Western advertising and public relations agencies are increasingly merging with African counterparts to attract international corporate clients looking to break into Africa — considered the last frontier for consumer markets.
However, the emphasis is no longer on polishing the reputations of country leaders but in promoting multinational corporations keen to extend their African footprint.
Western public relations agents in Africa are often associated with laundering the image of a head of state or a government. Strategy group AKPD Message, founded by former Obama campaign manager David Axelrod, has been linked with Nigerian president-elect Muhammadu Buhari, whose campaign message promising change edged him to the top in the recent election.
While whispering in the ears of African leaders continues, global communications firms are now seeking out multinational corporations wanting to break into a continent that hosts six of the 10 fastest-growing economies in the world.
Global communications companies have acquired or partnered with dozens of African agencies in the past two years, said Keri-Ann Stanton, managing director of Engage Joe Public, a public relations (PR) agency.
The explosion of mobile devices has contributed to the growth of locally owned digital agencies in sub-Saharan Africa that are carving their own niche and winning plenty of plaudits of their own, Stanton said
“We are an emerging market and we know that a lot of people are trying to get into the market and a lot of people have failed terribly.
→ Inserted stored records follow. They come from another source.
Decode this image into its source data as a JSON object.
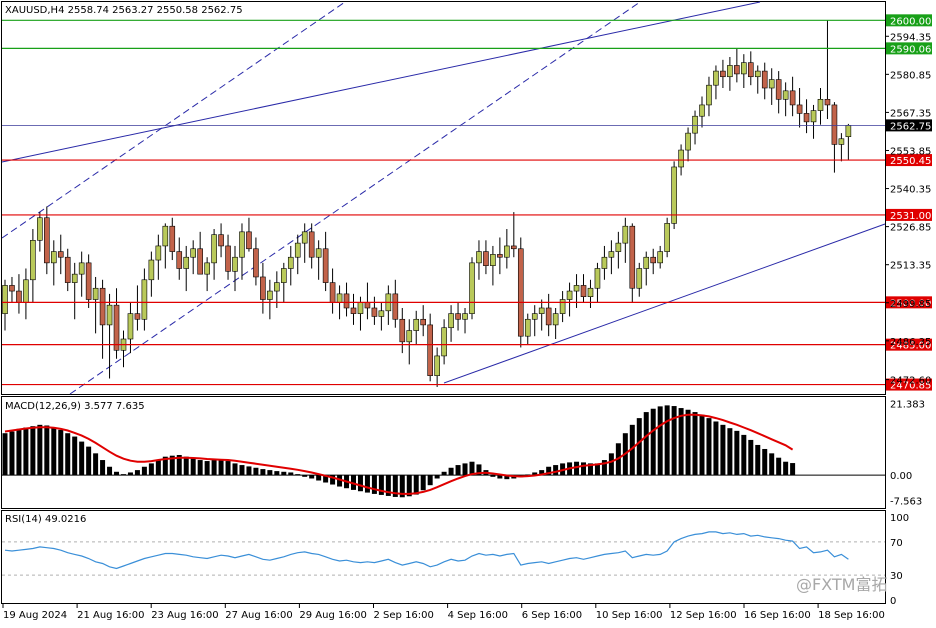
{
  "symbol_header": "XAUUSD,H4  2558.74 2563.27 2550.58 2562.75",
  "colors": {
    "bull_body": "#b9c95a",
    "bear_body": "#c2634a",
    "wick": "#000000",
    "support_line": "#e00000",
    "green_line": "#18a018",
    "channel_line": "#2a2aa8",
    "current_price_line": "#3a3a9a",
    "macd_hist": "#000000",
    "macd_signal": "#e00000",
    "rsi_line": "#3a8fd8",
    "rsi_level": "#b0b0b0",
    "tag_red": "#e00000",
    "tag_green": "#18a018",
    "tag_black": "#000000"
  },
  "price_axis": {
    "ticks": [
      "2594.35",
      "2580.85",
      "2567.35",
      "2553.85",
      "2540.35",
      "2526.85",
      "2513.35",
      "2499.85",
      "2486.35",
      "2472.60"
    ]
  },
  "horizontal_levels": [
    {
      "label": "2600.00",
      "value": 2600.0,
      "kind": "green"
    },
    {
      "label": "2590.06",
      "value": 2590.06,
      "kind": "green"
    },
    {
      "label": "2550.45",
      "value": 2550.45,
      "kind": "red"
    },
    {
      "label": "2531.00",
      "value": 2531.0,
      "kind": "red"
    },
    {
      "label": "2500.00",
      "value": 2500.0,
      "kind": "red"
    },
    {
      "label": "2485.00",
      "value": 2485.0,
      "kind": "red"
    },
    {
      "label": "2470.85",
      "value": 2470.85,
      "kind": "red"
    }
  ],
  "current_price": {
    "label": "2562.75",
    "value": 2562.75
  },
  "time_axis": {
    "labels": [
      "19 Aug 2024",
      "21 Aug 16:00",
      "23 Aug 16:00",
      "27 Aug 16:00",
      "29 Aug 16:00",
      "2 Sep 16:00",
      "4 Sep 16:00",
      "6 Sep 16:00",
      "10 Sep 16:00",
      "12 Sep 16:00",
      "16 Sep 16:00",
      "18 Sep 16:00"
    ]
  },
  "macd": {
    "header": "MACD(12,26,9) 3.577 7.635",
    "axis_ticks": [
      "21.383",
      "0.00",
      "-7.563"
    ]
  },
  "rsi": {
    "header": "RSI(14) 49.0216",
    "axis_ticks": [
      "100",
      "70",
      "30",
      "0"
    ],
    "levels": [
      70,
      30
    ]
  },
  "watermark": "@FXTM富拓",
  "chart_data": {
    "type": "candlestick",
    "series": [
      {
        "name": "XAUUSD,H4"
      }
    ],
    "ohlc_last": {
      "open": 2558.74,
      "high": 2563.27,
      "low": 2550.58,
      "close": 2562.75
    },
    "y_range": [
      2467.5,
      2606.5
    ],
    "candles": [
      [
        2496,
        2508,
        2490,
        2506
      ],
      [
        2506,
        2509,
        2500,
        2504
      ],
      [
        2504,
        2510,
        2496,
        2500
      ],
      [
        2500,
        2512,
        2494,
        2508
      ],
      [
        2508,
        2526,
        2500,
        2522
      ],
      [
        2522,
        2532,
        2518,
        2530
      ],
      [
        2530,
        2534,
        2510,
        2514
      ],
      [
        2514,
        2522,
        2506,
        2518
      ],
      [
        2518,
        2524,
        2510,
        2516
      ],
      [
        2516,
        2519,
        2504,
        2507
      ],
      [
        2507,
        2514,
        2494,
        2510
      ],
      [
        2510,
        2518,
        2502,
        2514
      ],
      [
        2514,
        2517,
        2498,
        2501
      ],
      [
        2501,
        2509,
        2489,
        2505
      ],
      [
        2505,
        2508,
        2480,
        2492
      ],
      [
        2492,
        2503,
        2473,
        2499
      ],
      [
        2499,
        2505,
        2480,
        2483
      ],
      [
        2483,
        2490,
        2477,
        2487
      ],
      [
        2487,
        2500,
        2482,
        2496
      ],
      [
        2496,
        2506,
        2490,
        2494
      ],
      [
        2494,
        2512,
        2490,
        2508
      ],
      [
        2508,
        2518,
        2502,
        2515
      ],
      [
        2515,
        2524,
        2508,
        2520
      ],
      [
        2520,
        2528,
        2512,
        2527
      ],
      [
        2527,
        2530,
        2515,
        2518
      ],
      [
        2518,
        2523,
        2508,
        2512
      ],
      [
        2512,
        2520,
        2504,
        2516
      ],
      [
        2516,
        2522,
        2510,
        2519
      ],
      [
        2519,
        2525,
        2512,
        2510
      ],
      [
        2510,
        2516,
        2504,
        2514
      ],
      [
        2514,
        2526,
        2508,
        2524
      ],
      [
        2524,
        2528,
        2516,
        2520
      ],
      [
        2520,
        2524,
        2508,
        2511
      ],
      [
        2511,
        2520,
        2504,
        2516
      ],
      [
        2516,
        2528,
        2508,
        2525
      ],
      [
        2525,
        2530,
        2518,
        2519
      ],
      [
        2519,
        2523,
        2506,
        2509
      ],
      [
        2509,
        2514,
        2496,
        2501
      ],
      [
        2501,
        2508,
        2494,
        2504
      ],
      [
        2504,
        2511,
        2498,
        2507
      ],
      [
        2507,
        2514,
        2500,
        2512
      ],
      [
        2512,
        2520,
        2506,
        2516
      ],
      [
        2516,
        2524,
        2510,
        2521
      ],
      [
        2521,
        2528,
        2514,
        2525
      ],
      [
        2525,
        2528,
        2512,
        2516
      ],
      [
        2516,
        2522,
        2508,
        2519
      ],
      [
        2519,
        2525,
        2504,
        2507
      ],
      [
        2507,
        2512,
        2496,
        2500
      ],
      [
        2500,
        2506,
        2494,
        2503
      ],
      [
        2503,
        2507,
        2495,
        2498
      ],
      [
        2498,
        2503,
        2492,
        2496
      ],
      [
        2496,
        2502,
        2490,
        2500
      ],
      [
        2500,
        2507,
        2494,
        2498
      ],
      [
        2498,
        2502,
        2492,
        2495
      ],
      [
        2495,
        2500,
        2490,
        2497
      ],
      [
        2497,
        2506,
        2492,
        2503
      ],
      [
        2503,
        2508,
        2491,
        2494
      ],
      [
        2494,
        2498,
        2482,
        2486
      ],
      [
        2486,
        2494,
        2478,
        2490
      ],
      [
        2490,
        2497,
        2485,
        2494
      ],
      [
        2494,
        2499,
        2488,
        2492
      ],
      [
        2492,
        2496,
        2472,
        2474
      ],
      [
        2474,
        2484,
        2470,
        2481
      ],
      [
        2481,
        2494,
        2478,
        2491
      ],
      [
        2491,
        2499,
        2486,
        2496
      ],
      [
        2496,
        2500,
        2490,
        2494
      ],
      [
        2494,
        2498,
        2489,
        2496
      ],
      [
        2496,
        2516,
        2494,
        2514
      ],
      [
        2514,
        2522,
        2508,
        2518
      ],
      [
        2518,
        2522,
        2510,
        2513
      ],
      [
        2513,
        2520,
        2506,
        2517
      ],
      [
        2517,
        2523,
        2510,
        2516
      ],
      [
        2516,
        2526,
        2512,
        2520
      ],
      [
        2520,
        2532,
        2516,
        2519
      ],
      [
        2519,
        2523,
        2484,
        2488
      ],
      [
        2488,
        2496,
        2485,
        2494
      ],
      [
        2494,
        2499,
        2488,
        2496
      ],
      [
        2496,
        2501,
        2490,
        2498
      ],
      [
        2498,
        2503,
        2488,
        2492
      ],
      [
        2492,
        2498,
        2487,
        2496
      ],
      [
        2496,
        2504,
        2493,
        2501
      ],
      [
        2501,
        2507,
        2495,
        2504
      ],
      [
        2504,
        2510,
        2498,
        2506
      ],
      [
        2506,
        2510,
        2500,
        2502
      ],
      [
        2502,
        2508,
        2498,
        2505
      ],
      [
        2505,
        2514,
        2500,
        2512
      ],
      [
        2512,
        2520,
        2508,
        2516
      ],
      [
        2516,
        2522,
        2510,
        2518
      ],
      [
        2518,
        2525,
        2512,
        2521
      ],
      [
        2521,
        2530,
        2514,
        2527
      ],
      [
        2527,
        2528,
        2500,
        2505
      ],
      [
        2505,
        2514,
        2502,
        2512
      ],
      [
        2512,
        2518,
        2506,
        2516
      ],
      [
        2516,
        2519,
        2510,
        2514
      ],
      [
        2514,
        2520,
        2512,
        2518
      ],
      [
        2518,
        2530,
        2516,
        2528
      ],
      [
        2528,
        2550,
        2526,
        2548
      ],
      [
        2548,
        2556,
        2545,
        2554
      ],
      [
        2554,
        2562,
        2550,
        2560
      ],
      [
        2560,
        2568,
        2556,
        2566
      ],
      [
        2566,
        2573,
        2562,
        2570
      ],
      [
        2570,
        2580,
        2566,
        2577
      ],
      [
        2577,
        2584,
        2572,
        2582
      ],
      [
        2582,
        2586,
        2576,
        2580
      ],
      [
        2580,
        2587,
        2575,
        2584
      ],
      [
        2584,
        2590,
        2578,
        2581
      ],
      [
        2581,
        2588,
        2576,
        2585
      ],
      [
        2585,
        2589,
        2577,
        2580
      ],
      [
        2580,
        2584,
        2574,
        2582
      ],
      [
        2582,
        2585,
        2572,
        2576
      ],
      [
        2576,
        2583,
        2570,
        2579
      ],
      [
        2579,
        2582,
        2567,
        2572
      ],
      [
        2572,
        2578,
        2566,
        2575
      ],
      [
        2575,
        2580,
        2566,
        2570
      ],
      [
        2570,
        2576,
        2562,
        2567
      ],
      [
        2567,
        2572,
        2560,
        2564
      ],
      [
        2564,
        2570,
        2558,
        2568
      ],
      [
        2568,
        2576,
        2563,
        2572
      ],
      [
        2572,
        2600,
        2565,
        2570
      ],
      [
        2570,
        2571,
        2546,
        2556
      ],
      [
        2556,
        2560,
        2550,
        2558
      ],
      [
        2558.74,
        2563.27,
        2550.58,
        2562.75
      ]
    ],
    "macd_histogram": [
      12.5,
      13.0,
      13.8,
      14.2,
      14.6,
      15.0,
      14.8,
      14.2,
      13.5,
      12.5,
      11.5,
      10.0,
      8.5,
      6.5,
      4.5,
      2.5,
      1.0,
      0.3,
      0.8,
      1.5,
      2.5,
      3.5,
      4.5,
      5.5,
      5.8,
      6.0,
      5.5,
      5.0,
      4.5,
      4.2,
      4.5,
      4.8,
      4.2,
      3.5,
      3.0,
      2.6,
      2.2,
      1.8,
      1.5,
      1.2,
      1.0,
      0.8,
      0.3,
      -0.5,
      -1.0,
      -1.6,
      -2.2,
      -2.8,
      -3.4,
      -3.9,
      -4.4,
      -4.8,
      -5.2,
      -5.6,
      -5.9,
      -6.2,
      -6.5,
      -6.6,
      -6.3,
      -5.8,
      -4.5,
      -3.0,
      -1.0,
      1.0,
      2.2,
      3.0,
      3.5,
      4.0,
      3.2,
      1.5,
      -0.5,
      -1.0,
      -1.2,
      -1.0,
      -0.6,
      0.2,
      0.8,
      1.5,
      2.5,
      3.0,
      3.5,
      3.8,
      4.0,
      3.8,
      3.5,
      3.5,
      4.5,
      6.5,
      9.5,
      12.5,
      15.0,
      17.0,
      18.8,
      19.8,
      20.5,
      20.8,
      20.6,
      20.0,
      19.5,
      18.8,
      18.0,
      17.0,
      16.0,
      15.0,
      14.0,
      13.2,
      12.0,
      10.5,
      9.0,
      7.8,
      6.5,
      5.2,
      4.0,
      3.6
    ],
    "macd_signal": [
      13.0,
      13.3,
      13.6,
      13.9,
      14.1,
      14.3,
      14.3,
      14.1,
      13.8,
      13.3,
      12.6,
      11.8,
      10.8,
      9.6,
      8.3,
      7.0,
      5.8,
      4.9,
      4.3,
      4.0,
      4.0,
      4.2,
      4.5,
      4.8,
      5.0,
      5.2,
      5.2,
      5.1,
      5.0,
      4.8,
      4.7,
      4.6,
      4.5,
      4.3,
      4.0,
      3.7,
      3.4,
      3.1,
      2.8,
      2.5,
      2.2,
      1.9,
      1.6,
      1.2,
      0.8,
      0.3,
      -0.2,
      -0.7,
      -1.3,
      -1.9,
      -2.5,
      -3.1,
      -3.7,
      -4.2,
      -4.7,
      -5.1,
      -5.4,
      -5.6,
      -5.6,
      -5.4,
      -5.0,
      -4.4,
      -3.6,
      -2.7,
      -1.8,
      -1.0,
      -0.3,
      0.3,
      0.6,
      0.7,
      0.5,
      0.2,
      -0.1,
      -0.3,
      -0.4,
      -0.3,
      -0.1,
      0.2,
      0.6,
      1.0,
      1.5,
      2.0,
      2.4,
      2.8,
      3.0,
      3.2,
      3.5,
      4.0,
      5.0,
      6.4,
      8.0,
      9.8,
      11.6,
      13.3,
      14.8,
      16.1,
      17.0,
      17.7,
      18.0,
      18.0,
      17.8,
      17.5,
      17.0,
      16.4,
      15.7,
      15.0,
      14.2,
      13.4,
      12.5,
      11.6,
      10.7,
      9.8,
      8.9,
      7.6
    ],
    "rsi_values": [
      60,
      59,
      60,
      61,
      62,
      64,
      63,
      62,
      60,
      57,
      55,
      53,
      50,
      46,
      44,
      40,
      38,
      41,
      44,
      47,
      50,
      52,
      54,
      56,
      56,
      55,
      54,
      52,
      51,
      50,
      52,
      54,
      53,
      51,
      53,
      55,
      52,
      49,
      48,
      50,
      52,
      55,
      57,
      58,
      56,
      55,
      52,
      49,
      47,
      48,
      46,
      45,
      46,
      45,
      47,
      49,
      45,
      42,
      44,
      46,
      44,
      40,
      42,
      46,
      49,
      47,
      48,
      53,
      56,
      54,
      55,
      53,
      55,
      56,
      42,
      44,
      45,
      46,
      44,
      46,
      48,
      50,
      51,
      49,
      51,
      53,
      55,
      56,
      57,
      59,
      51,
      53,
      55,
      54,
      55,
      59,
      70,
      74,
      77,
      79,
      80,
      82,
      82,
      80,
      81,
      79,
      80,
      77,
      78,
      76,
      75,
      74,
      72,
      71,
      62,
      64,
      57,
      58,
      60,
      52,
      55,
      49
    ],
    "annotations": [
      "horizontal support/resistance levels",
      "ascending trend channel",
      "parallel channel lines"
    ]
  }
}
It seems like there is very much a shift - the first world is watching Africa for innovation," she said.
Africa’s claim as the “mobile continent” is reinforced by predictions that mobile broadband will increase by twentyfold in the next five years, with 930 million mobile subscriptions estimated by the end of 2019.
American PR firm Grey opened an Africa office in Johannesburg to service clients in Nigeria, Mozambique, Kenya, Ghana, Tanzania and Botswana. These are fast-growing markets, said Paul Jackson, managing director at Grey South Africa.
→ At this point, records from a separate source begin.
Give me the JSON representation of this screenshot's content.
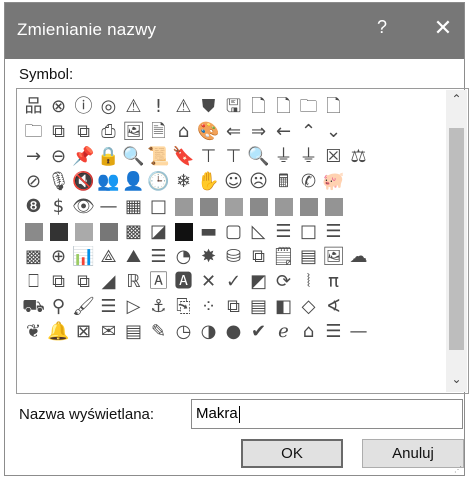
{
  "dialog": {
    "title": "Zmienianie nazwy",
    "help_label": "?",
    "close_label": "✕"
  },
  "symbol_label": "Symbol:",
  "display_name_label": "Nazwa wyświetlana:",
  "display_name_value": "Makra",
  "ok_label": "OK",
  "cancel_label": "Anuluj",
  "scroll": {
    "up": "⌃",
    "down": "⌄"
  },
  "icons": [
    {
      "g": "品",
      "n": "org-chart-icon"
    },
    {
      "g": "⊗",
      "n": "cancel-circle-icon"
    },
    {
      "g": "ⓘ",
      "n": "info-icon"
    },
    {
      "g": "◎",
      "n": "target-icon"
    },
    {
      "g": "⚠",
      "n": "warning-icon"
    },
    {
      "g": "!",
      "n": "exclamation-icon"
    },
    {
      "g": "⚠",
      "n": "warning-outline-icon"
    },
    {
      "g": "⛊",
      "n": "shield-icon"
    },
    {
      "g": "🖫",
      "n": "save-icon"
    },
    {
      "g": "🗋",
      "n": "page-arrow-icon"
    },
    {
      "g": "🗋",
      "n": "page-refresh-icon"
    },
    {
      "g": "🗀",
      "n": "folder-icon"
    },
    {
      "g": "🗋",
      "n": "blank-page-icon"
    },
    {
      "g": "",
      "n": "empty-slot"
    },
    {
      "g": "",
      "n": "empty-slot"
    },
    {
      "g": "",
      "n": "empty-slot"
    },
    {
      "g": "🗀",
      "n": "open-folder-icon"
    },
    {
      "g": "⧉",
      "n": "copy-icon"
    },
    {
      "g": "⧉",
      "n": "paste-icon"
    },
    {
      "g": "⎙",
      "n": "print-icon"
    },
    {
      "g": "🖼",
      "n": "picture-icon"
    },
    {
      "g": "🗎",
      "n": "document-icon"
    },
    {
      "g": "⌂",
      "n": "home-icon"
    },
    {
      "g": "🎨",
      "n": "palette-icon"
    },
    {
      "g": "⇐",
      "n": "back-icon"
    },
    {
      "g": "⇒",
      "n": "forward-icon"
    },
    {
      "g": "←",
      "n": "left-arrow-icon"
    },
    {
      "g": "⌃",
      "n": "up-chevron-icon"
    },
    {
      "g": "⌄",
      "n": "down-chevron-icon"
    },
    {
      "g": "",
      "n": "empty-slot"
    },
    {
      "g": "",
      "n": "empty-slot"
    },
    {
      "g": "",
      "n": "empty-slot"
    },
    {
      "g": "→",
      "n": "right-arrow-icon"
    },
    {
      "g": "⊖",
      "n": "back-circle-icon"
    },
    {
      "g": "📌",
      "n": "pin-icon"
    },
    {
      "g": "🔒",
      "n": "lock-icon"
    },
    {
      "g": "🔍",
      "n": "key-icon"
    },
    {
      "g": "📜",
      "n": "scroll-icon"
    },
    {
      "g": "🔖",
      "n": "bookmark-icon"
    },
    {
      "g": "⊤",
      "n": "podium-icon"
    },
    {
      "g": "⊤",
      "n": "presenter-icon"
    },
    {
      "g": "🔍",
      "n": "search-icon"
    },
    {
      "g": "⏚",
      "n": "filter-icon"
    },
    {
      "g": "⏚",
      "n": "filter-clear-icon"
    },
    {
      "g": "☒",
      "n": "id-card-icon"
    },
    {
      "g": "⚖",
      "n": "scales-icon"
    },
    {
      "g": "",
      "n": "empty-slot"
    },
    {
      "g": "",
      "n": "empty-slot"
    },
    {
      "g": "⊘",
      "n": "no-entry-icon"
    },
    {
      "g": "🎙",
      "n": "microphone-icon"
    },
    {
      "g": "🔇",
      "n": "mute-icon"
    },
    {
      "g": "👥",
      "n": "users-icon"
    },
    {
      "g": "👤",
      "n": "user-icon"
    },
    {
      "g": "🕒",
      "n": "clock-icon"
    },
    {
      "g": "❄",
      "n": "snowflake-icon"
    },
    {
      "g": "✋",
      "n": "hand-icon"
    },
    {
      "g": "☺",
      "n": "smile-icon"
    },
    {
      "g": "☹",
      "n": "frown-icon"
    },
    {
      "g": "🖩",
      "n": "calculator-icon"
    },
    {
      "g": "✆",
      "n": "phone-icon"
    },
    {
      "g": "🐖",
      "n": "piggy-bank-icon"
    },
    {
      "g": "",
      "n": "empty-slot"
    },
    {
      "g": "",
      "n": "empty-slot"
    },
    {
      "g": "",
      "n": "empty-slot"
    },
    {
      "g": "❽",
      "n": "eight-ball-icon"
    },
    {
      "g": "$",
      "n": "dollar-icon"
    },
    {
      "g": "👁",
      "n": "eye-icon"
    },
    {
      "g": "—",
      "n": "dash-icon"
    },
    {
      "g": "▦",
      "n": "grid-icon"
    },
    {
      "g": "□",
      "n": "swatch-white"
    },
    {
      "g": "",
      "n": "swatch-gray-1",
      "c": "#9a9a9a"
    },
    {
      "g": "",
      "n": "swatch-gray-2",
      "c": "#888"
    },
    {
      "g": "",
      "n": "swatch-gray-3",
      "c": "#a0a0a0"
    },
    {
      "g": "",
      "n": "swatch-gray-4",
      "c": "#8a8a8a"
    },
    {
      "g": "",
      "n": "swatch-gray-5",
      "c": "#999"
    },
    {
      "g": "",
      "n": "swatch-gray-6",
      "c": "#8c8c8c"
    },
    {
      "g": "",
      "n": "swatch-gray-7",
      "c": "#949494"
    },
    {
      "g": "",
      "n": "empty-slot"
    },
    {
      "g": "",
      "n": "empty-slot"
    },
    {
      "g": "",
      "n": "empty-slot"
    },
    {
      "g": "",
      "n": "swatch-gray-8",
      "c": "#8a8a8a"
    },
    {
      "g": "",
      "n": "swatch-dark-1",
      "c": "#333"
    },
    {
      "g": "",
      "n": "swatch-gray-9",
      "c": "#aaa"
    },
    {
      "g": "",
      "n": "swatch-gray-10",
      "c": "#777"
    },
    {
      "g": "▩",
      "n": "swatch-pattern"
    },
    {
      "g": "◪",
      "n": "swatch-diagonal"
    },
    {
      "g": "",
      "n": "swatch-black",
      "c": "#111"
    },
    {
      "g": "▬",
      "n": "swatch-bars"
    },
    {
      "g": "▢",
      "n": "swatch-bold-box"
    },
    {
      "g": "◺",
      "n": "swatch-slash"
    },
    {
      "g": "☰",
      "n": "swatch-stripes"
    },
    {
      "g": "□",
      "n": "swatch-white-2"
    },
    {
      "g": "☰",
      "n": "swatch-bands"
    },
    {
      "g": "",
      "n": "empty-slot"
    },
    {
      "g": "",
      "n": "empty-slot"
    },
    {
      "g": "",
      "n": "empty-slot"
    },
    {
      "g": "▩",
      "n": "checker-icon"
    },
    {
      "g": "⊕",
      "n": "arrow-circle-icon"
    },
    {
      "g": "📊",
      "n": "bar-chart-icon"
    },
    {
      "g": "⟁",
      "n": "triangle-icon"
    },
    {
      "g": "⛰",
      "n": "mountain-icon"
    },
    {
      "g": "☰",
      "n": "align-icon"
    },
    {
      "g": "◔",
      "n": "pie-chart-icon"
    },
    {
      "g": "✸",
      "n": "radar-icon"
    },
    {
      "g": "⛁",
      "n": "database-icon"
    },
    {
      "g": "⧉",
      "n": "shapes-icon"
    },
    {
      "g": "🗒",
      "n": "note-icon"
    },
    {
      "g": "▤",
      "n": "list-icon"
    },
    {
      "g": "🖼",
      "n": "image-edit-icon"
    },
    {
      "g": "☁",
      "n": "landscape-icon"
    },
    {
      "g": "",
      "n": "empty-slot"
    },
    {
      "g": "",
      "n": "empty-slot"
    },
    {
      "g": "⎕",
      "n": "frame-icon"
    },
    {
      "g": "⧉",
      "n": "select-icon"
    },
    {
      "g": "⧉",
      "n": "group-icon"
    },
    {
      "g": "◢",
      "n": "diagonal-icon"
    },
    {
      "g": "ℝ",
      "n": "text-format-icon"
    },
    {
      "g": "🄰",
      "n": "letter-a-box-icon"
    },
    {
      "g": "🅰",
      "n": "letter-a-filled-icon"
    },
    {
      "g": "✕",
      "n": "x-icon"
    },
    {
      "g": "✓",
      "n": "check-icon"
    },
    {
      "g": "◩",
      "n": "pen-box-icon"
    },
    {
      "g": "⟳",
      "n": "refresh-icon"
    },
    {
      "g": "⦚",
      "n": "bracket-icon"
    },
    {
      "g": "π",
      "n": "pi-icon"
    },
    {
      "g": "",
      "n": "empty-slot"
    },
    {
      "g": "",
      "n": "empty-slot"
    },
    {
      "g": "",
      "n": "empty-slot"
    },
    {
      "g": "⛟",
      "n": "fill-bucket-icon"
    },
    {
      "g": "⚲",
      "n": "magnifier-icon"
    },
    {
      "g": "🖌",
      "n": "brush-icon"
    },
    {
      "g": "☰",
      "n": "bullet-list-icon"
    },
    {
      "g": "▷",
      "n": "play-icon"
    },
    {
      "g": "⚓",
      "n": "anchor-icon"
    },
    {
      "g": "⎘",
      "n": "print-preview-icon"
    },
    {
      "g": "⁘",
      "n": "lasso-icon"
    },
    {
      "g": "⧉",
      "n": "duplicate-icon"
    },
    {
      "g": "▤",
      "n": "table-icon"
    },
    {
      "g": "◧",
      "n": "form-icon"
    },
    {
      "g": "◇",
      "n": "eraser-icon"
    },
    {
      "g": "∢",
      "n": "angle-icon"
    },
    {
      "g": "",
      "n": "empty-slot"
    },
    {
      "g": "",
      "n": "empty-slot"
    },
    {
      "g": "",
      "n": "empty-slot"
    },
    {
      "g": "❦",
      "n": "butterfly-icon"
    },
    {
      "g": "🔔",
      "n": "bell-icon"
    },
    {
      "g": "⊠",
      "n": "envelope-open-icon"
    },
    {
      "g": "✉",
      "n": "envelope-icon"
    },
    {
      "g": "▤",
      "n": "contact-card-icon"
    },
    {
      "g": "✎",
      "n": "edit-form-icon"
    },
    {
      "g": "◷",
      "n": "timer-icon"
    },
    {
      "g": "◑",
      "n": "disc-icon"
    },
    {
      "g": "●",
      "n": "record-icon"
    },
    {
      "g": "✔",
      "n": "checked-circle-icon"
    },
    {
      "g": "ℯ",
      "n": "browser-icon"
    },
    {
      "g": "⌂",
      "n": "home-2-icon"
    },
    {
      "g": "☰",
      "n": "menu-icon"
    },
    {
      "g": "—",
      "n": "minus-icon"
    },
    {
      "g": "",
      "n": "empty-slot"
    },
    {
      "g": "",
      "n": "empty-slot"
    }
  ]
}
"We have seen a lot of multinationals not getting the returns in first world economies and looking to the third world markets and emerging markets for additional returns. Obviously, it is lot riskier ... these are markets that they don’t understand. But they know that Africa is the place they have got to be," Jackson said.
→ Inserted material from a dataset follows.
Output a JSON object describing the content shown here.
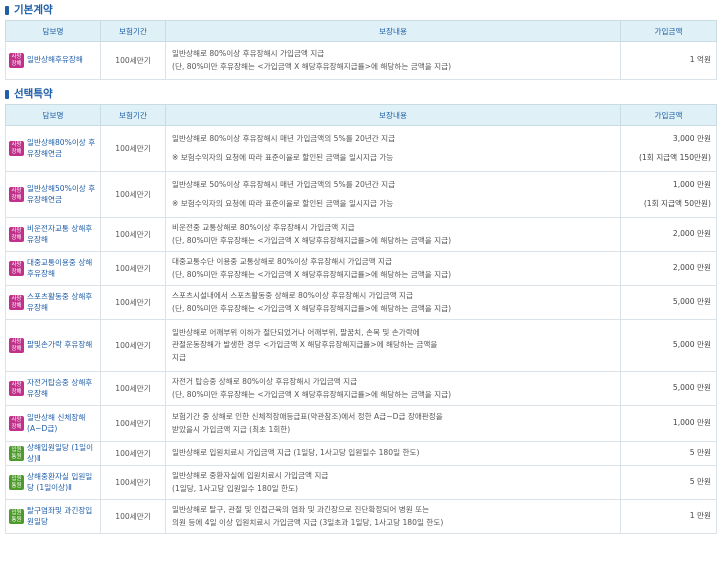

Africa’s emerging markets are unchartered territory for some multinational corporations bewildered by the nuances of the continent. Combined with a dearth of marketing data, on-the-ground expertise is a keenly sought commodity.
"It is really important any client and/or agency understands the various markets that they are targeting, those various nuances, the different cultures, the key insights that is going to make a product move in a very tough landscape. You have got to have on the ground representation; you can’t fly by remote control," Jackson said.
In October, London-headquartered Weber Shandwick announced it was merging with it South African sister agency, McCann PR, allowing the London-based company to significantly boost its number of South African business clients.
Fraser Lamb, chief executive officer and Africa chairman of McCann Worldgroup, said poorly informed advertising campaigns can be costly. A MasterCard campaign designed for Africa but developed in Dubai did not translate, he said.
"The campaign was a disconnect from the reality. For instance, in our truth about Africa, we talked about countries that actually have safari versus the perceived number of countries. The artwork that came from abroad was largely about safari and we said, ‘If this is for Kenya, it works; whereas in Nigeria - it’s [safari] scarce.’ It was a campaign that had to be adapted," Lamb said.
He said better research revealed that Nigeria’s MasterCard holders were more familiar with Harrods, a London luxury store, than elephants and lions.